= What needs to be done =
An exact, complete copy of the entries is needed, with the pictures left out.

= Records supplied =
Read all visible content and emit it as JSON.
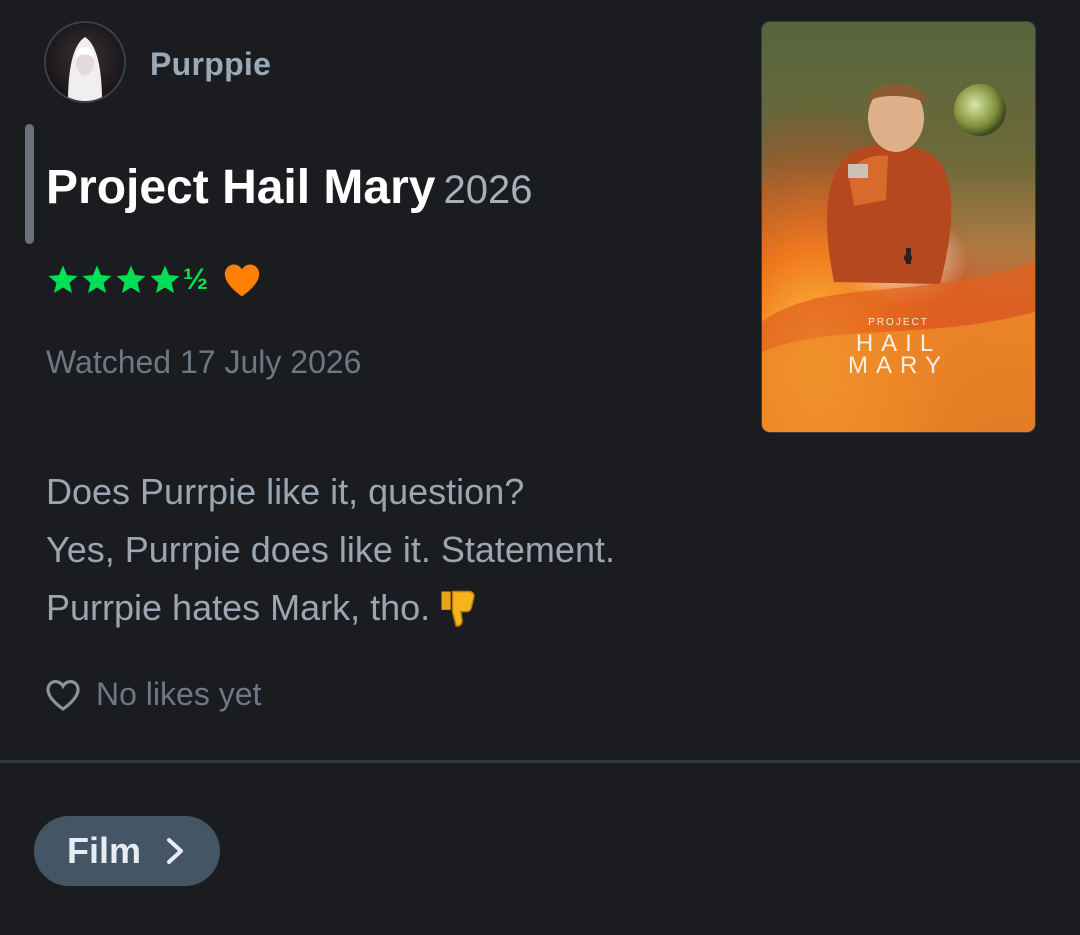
{
  "user": {
    "name": "Purppie",
    "avatar_icon": "user-avatar"
  },
  "film": {
    "title": "Project Hail Mary",
    "year": "2026",
    "rating": 4.5,
    "rating_max": 5,
    "half_star_glyph": "½",
    "liked": true,
    "poster": {
      "label_top": "PROJECT",
      "label_line1": "HAIL",
      "label_line2": "MARY"
    }
  },
  "watched": "Watched 17 July 2026",
  "review": {
    "lines": [
      "Does Purrpie like it, question?",
      "Yes, Purrpie does like it. Statement.",
      "Purrpie hates Mark, tho."
    ],
    "emoji": "thumbs-down-icon"
  },
  "likes": {
    "text": "No likes yet",
    "icon": "heart-outline-icon"
  },
  "nav": {
    "film_button_label": "Film",
    "chevron_icon": "chevron-right-icon"
  },
  "colors": {
    "background": "#1a1c20",
    "star_green": "#00e054",
    "heart_orange": "#ff8000",
    "muted_text": "#6e7784",
    "button_bg": "#445566"
  }
}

= Task response =
Read all visible content and emit it as JSON.
{
  "user": {
    "name": "Purppie",
    "avatar_icon": "user-avatar"
  },
  "film": {
    "title": "Project Hail Mary",
    "year": "2026",
    "rating": 4.5,
    "rating_max": 5,
    "half_star_glyph": "½",
    "liked": true,
    "poster": {
      "label_top": "PROJECT",
      "label_line1": "HAIL",
      "label_line2": "MARY"
    }
  },
  "watched": "Watched 17 July 2026",
  "review": {
    "lines": [
      "Does Purrpie like it, question?",
      "Yes, Purrpie does like it. Statement.",
      "Purrpie hates Mark, tho."
    ],
    "emoji": "thumbs-down-icon"
  },
  "likes": {
    "text": "No likes yet",
    "icon": "heart-outline-icon"
  },
  "nav": {
    "film_button_label": "Film",
    "chevron_icon": "chevron-right-icon"
  },
  "colors": {
    "background": "#1a1c20",
    "star_green": "#00e054",
    "heart_orange": "#ff8000",
    "muted_text": "#6e7784",
    "button_bg": "#445566"
  }
}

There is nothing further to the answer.